(Directions for this task): A faithful copy without images is required: write out all the records exactly.

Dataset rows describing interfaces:
......

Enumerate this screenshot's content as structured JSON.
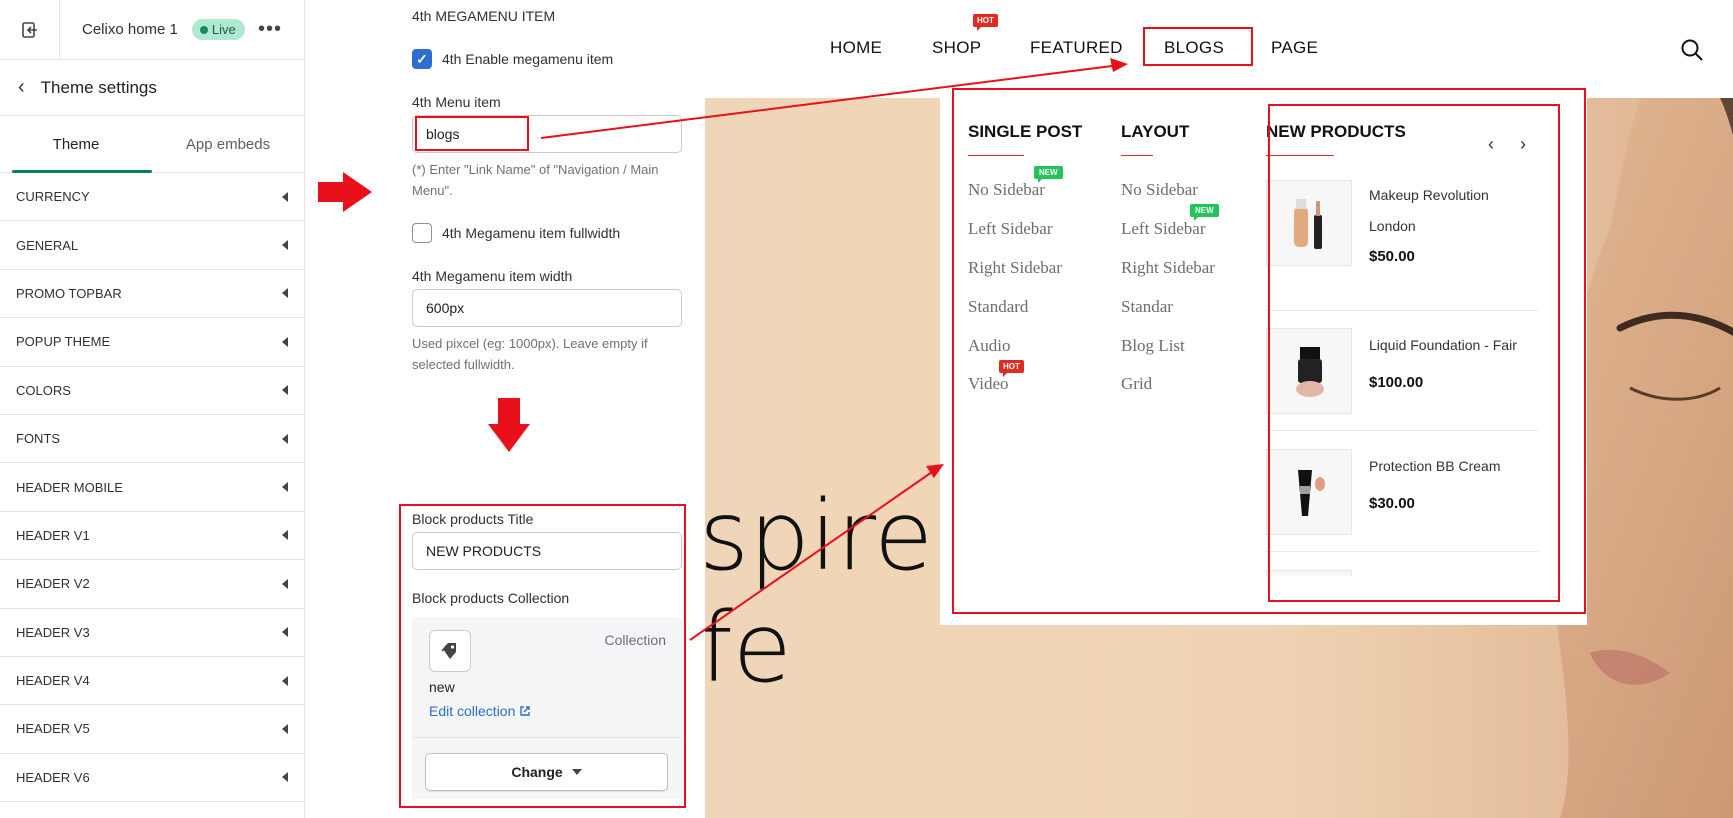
{
  "sidebar": {
    "store_name": "Celixo home 1",
    "live_badge": "Live",
    "more_label": "•••",
    "back_title": "Theme settings",
    "tabs": [
      {
        "label": "Theme",
        "active": true
      },
      {
        "label": "App embeds",
        "active": false
      }
    ],
    "sections": [
      "CURRENCY",
      "GENERAL",
      "PROMO TOPBAR",
      "POPUP THEME",
      "COLORS",
      "FONTS",
      "HEADER MOBILE",
      "HEADER V1",
      "HEADER V2",
      "HEADER V3",
      "HEADER V4",
      "HEADER V5",
      "HEADER V6"
    ]
  },
  "settings": {
    "section_title": "4th MEGAMENU ITEM",
    "enable_label": "4th Enable megamenu item",
    "enable_checked": true,
    "menu_item_label": "4th Menu item",
    "menu_item_value": "blogs",
    "menu_item_help": "(*) Enter \"Link Name\" of \"Navigation / Main Menu\".",
    "fullwidth_label": "4th Megamenu item fullwidth",
    "fullwidth_checked": false,
    "width_label": "4th Megamenu item width",
    "width_value": "600px",
    "width_help": "Used pixcel (eg: 1000px). Leave empty if selected fullwidth.",
    "block_title_label": "Block products Title",
    "block_title_value": "NEW PRODUCTS",
    "block_collection_label": "Block products Collection",
    "collection_type": "Collection",
    "collection_name": "new",
    "edit_collection_label": "Edit collection",
    "change_label": "Change"
  },
  "storefront": {
    "nav": [
      {
        "label": "HOME"
      },
      {
        "label": "SHOP",
        "badge": "HOT"
      },
      {
        "label": "FEATURED"
      },
      {
        "label": "BLOGS"
      },
      {
        "label": "PAGE"
      }
    ],
    "hero_line1": "spired",
    "hero_line2": "fe",
    "megamenu": {
      "col1_title": "SINGLE POST",
      "col1_links": [
        "No Sidebar",
        "Left Sidebar",
        "Right Sidebar",
        "Standard",
        "Audio",
        "Video"
      ],
      "col1_badge_new": "NEW",
      "col1_badge_hot": "HOT",
      "col2_title": "LAYOUT",
      "col2_links": [
        "No Sidebar",
        "Left Sidebar",
        "Right Sidebar",
        "Standar",
        "Blog List",
        "Grid"
      ],
      "col2_badge_new": "NEW",
      "products_title": "NEW PRODUCTS",
      "prev_label": "‹",
      "next_label": "›",
      "products": [
        {
          "name": "Makeup Revolution London",
          "price": "$50.00"
        },
        {
          "name": "Liquid Foundation - Fair",
          "price": "$100.00"
        },
        {
          "name": "Protection BB Cream",
          "price": "$30.00"
        }
      ]
    }
  },
  "colors": {
    "accent_green": "#008060",
    "link_blue": "#2c6ecb",
    "annotation_red": "#e8101a",
    "hot_badge": "#e02b20",
    "new_badge": "#22c35a"
  }
}
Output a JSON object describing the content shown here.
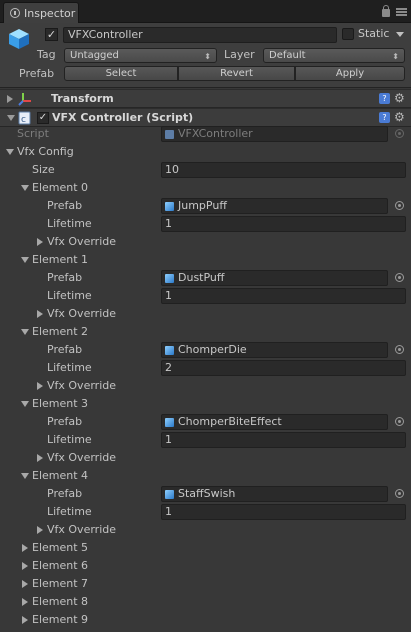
{
  "tab": {
    "label": "Inspector"
  },
  "header": {
    "object_name": "VFXController",
    "static_label": "Static",
    "tag_label": "Tag",
    "tag_value": "Untagged",
    "layer_label": "Layer",
    "layer_value": "Default",
    "prefab_label": "Prefab",
    "prefab_buttons": {
      "select": "Select",
      "revert": "Revert",
      "apply": "Apply"
    }
  },
  "components": {
    "transform": {
      "title": "Transform"
    },
    "script": {
      "title": "VFX Controller (Script)"
    }
  },
  "script_field": {
    "label": "Script",
    "value": "VFXController"
  },
  "vfx_config": {
    "label": "Vfx Config",
    "size_label": "Size",
    "size_value": "10",
    "prop_prefab": "Prefab",
    "prop_lifetime": "Lifetime",
    "prop_override": "Vfx Override",
    "elements": [
      {
        "label": "Element 0",
        "prefab": "JumpPuff",
        "lifetime": "1"
      },
      {
        "label": "Element 1",
        "prefab": "DustPuff",
        "lifetime": "1"
      },
      {
        "label": "Element 2",
        "prefab": "ChomperDie",
        "lifetime": "2"
      },
      {
        "label": "Element 3",
        "prefab": "ChomperBiteEffect",
        "lifetime": "1"
      },
      {
        "label": "Element 4",
        "prefab": "StaffSwish",
        "lifetime": "1"
      },
      {
        "label": "Element 5"
      },
      {
        "label": "Element 6"
      },
      {
        "label": "Element 7"
      },
      {
        "label": "Element 8"
      },
      {
        "label": "Element 9"
      }
    ]
  },
  "icons": {
    "gameobject": "cube-icon",
    "transform": "transform-axes-icon",
    "script": "script-icon",
    "help": "help-icon",
    "settings": "gear-icon"
  },
  "colors": {
    "background": "#383838",
    "field": "#2a2a2a",
    "accent": "#4a7bd4"
  }
}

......

(Exercise output):
Enumerate this screenshot's content as structured JSON.
{
  "sidebar": {
    "store_name": "Celixo home 1",
    "live_badge": "Live",
    "more_label": "•••",
    "back_title": "Theme settings",
    "tabs": [
      {
        "label": "Theme",
        "active": true
      },
      {
        "label": "App embeds",
        "active": false
      }
    ],
    "sections": [
      "CURRENCY",
      "GENERAL",
      "PROMO TOPBAR",
      "POPUP THEME",
      "COLORS",
      "FONTS",
      "HEADER MOBILE",
      "HEADER V1",
      "HEADER V2",
      "HEADER V3",
      "HEADER V4",
      "HEADER V5",
      "HEADER V6"
    ]
  },
  "settings": {
    "section_title": "4th MEGAMENU ITEM",
    "enable_label": "4th Enable megamenu item",
    "enable_checked": true,
    "menu_item_label": "4th Menu item",
    "menu_item_value": "blogs",
    "menu_item_help": "(*) Enter \"Link Name\" of \"Navigation / Main Menu\".",
    "fullwidth_label": "4th Megamenu item fullwidth",
    "fullwidth_checked": false,
    "width_label": "4th Megamenu item width",
    "width_value": "600px",
    "width_help": "Used pixcel (eg: 1000px). Leave empty if selected fullwidth.",
    "block_title_label": "Block products Title",
    "block_title_value": "NEW PRODUCTS",
    "block_collection_label": "Block products Collection",
    "collection_type": "Collection",
    "collection_name": "new",
    "edit_collection_label": "Edit collection",
    "change_label": "Change"
  },
  "storefront": {
    "nav": [
      {
        "label": "HOME"
      },
      {
        "label": "SHOP",
        "badge": "HOT"
      },
      {
        "label": "FEATURED"
      },
      {
        "label": "BLOGS"
      },
      {
        "label": "PAGE"
      }
    ],
    "hero_line1": "spired",
    "hero_line2": "fe",
    "megamenu": {
      "col1_title": "SINGLE POST",
      "col1_links": [
        "No Sidebar",
        "Left Sidebar",
        "Right Sidebar",
        "Standard",
        "Audio",
        "Video"
      ],
      "col1_badge_new": "NEW",
      "col1_badge_hot": "HOT",
      "col2_title": "LAYOUT",
      "col2_links": [
        "No Sidebar",
        "Left Sidebar",
        "Right Sidebar",
        "Standar",
        "Blog List",
        "Grid"
      ],
      "col2_badge_new": "NEW",
      "products_title": "NEW PRODUCTS",
      "prev_label": "‹",
      "next_label": "›",
      "products": [
        {
          "name": "Makeup Revolution London",
          "price": "$50.00"
        },
        {
          "name": "Liquid Foundation - Fair",
          "price": "$100.00"
        },
        {
          "name": "Protection BB Cream",
          "price": "$30.00"
        }
      ]
    }
  },
  "colors": {
    "accent_green": "#008060",
    "link_blue": "#2c6ecb",
    "annotation_red": "#e8101a",
    "hot_badge": "#e02b20",
    "new_badge": "#22c35a"
  }
}
Output a JSON object describing the content shown here.
{
  "tab": {
    "label": "Inspector"
  },
  "header": {
    "object_name": "VFXController",
    "static_label": "Static",
    "tag_label": "Tag",
    "tag_value": "Untagged",
    "layer_label": "Layer",
    "layer_value": "Default",
    "prefab_label": "Prefab",
    "prefab_buttons": {
      "select": "Select",
      "revert": "Revert",
      "apply": "Apply"
    }
  },
  "components": {
    "transform": {
      "title": "Transform"
    },
    "script": {
      "title": "VFX Controller (Script)"
    }
  },
  "script_field": {
    "label": "Script",
    "value": "VFXController"
  },
  "vfx_config": {
    "label": "Vfx Config",
    "size_label": "Size",
    "size_value": "10",
    "prop_prefab": "Prefab",
    "prop_lifetime": "Lifetime",
    "prop_override": "Vfx Override",
    "elements": [
      {
        "label": "Element 0",
        "prefab": "JumpPuff",
        "lifetime": "1"
      },
      {
        "label": "Element 1",
        "prefab": "DustPuff",
        "lifetime": "1"
      },
      {
        "label": "Element 2",
        "prefab": "ChomperDie",
        "lifetime": "2"
      },
      {
        "label": "Element 3",
        "prefab": "ChomperBiteEffect",
        "lifetime": "1"
      },
      {
        "label": "Element 4",
        "prefab": "StaffSwish",
        "lifetime": "1"
      },
      {
        "label": "Element 5"
      },
      {
        "label": "Element 6"
      },
      {
        "label": "Element 7"
      },
      {
        "label": "Element 8"
      },
      {
        "label": "Element 9"
      }
    ]
  },
  "icons": {
    "gameobject": "cube-icon",
    "transform": "transform-axes-icon",
    "script": "script-icon",
    "help": "help-icon",
    "settings": "gear-icon"
  },
  "colors": {
    "background": "#383838",
    "field": "#2a2a2a",
    "accent": "#4a7bd4"
  }
}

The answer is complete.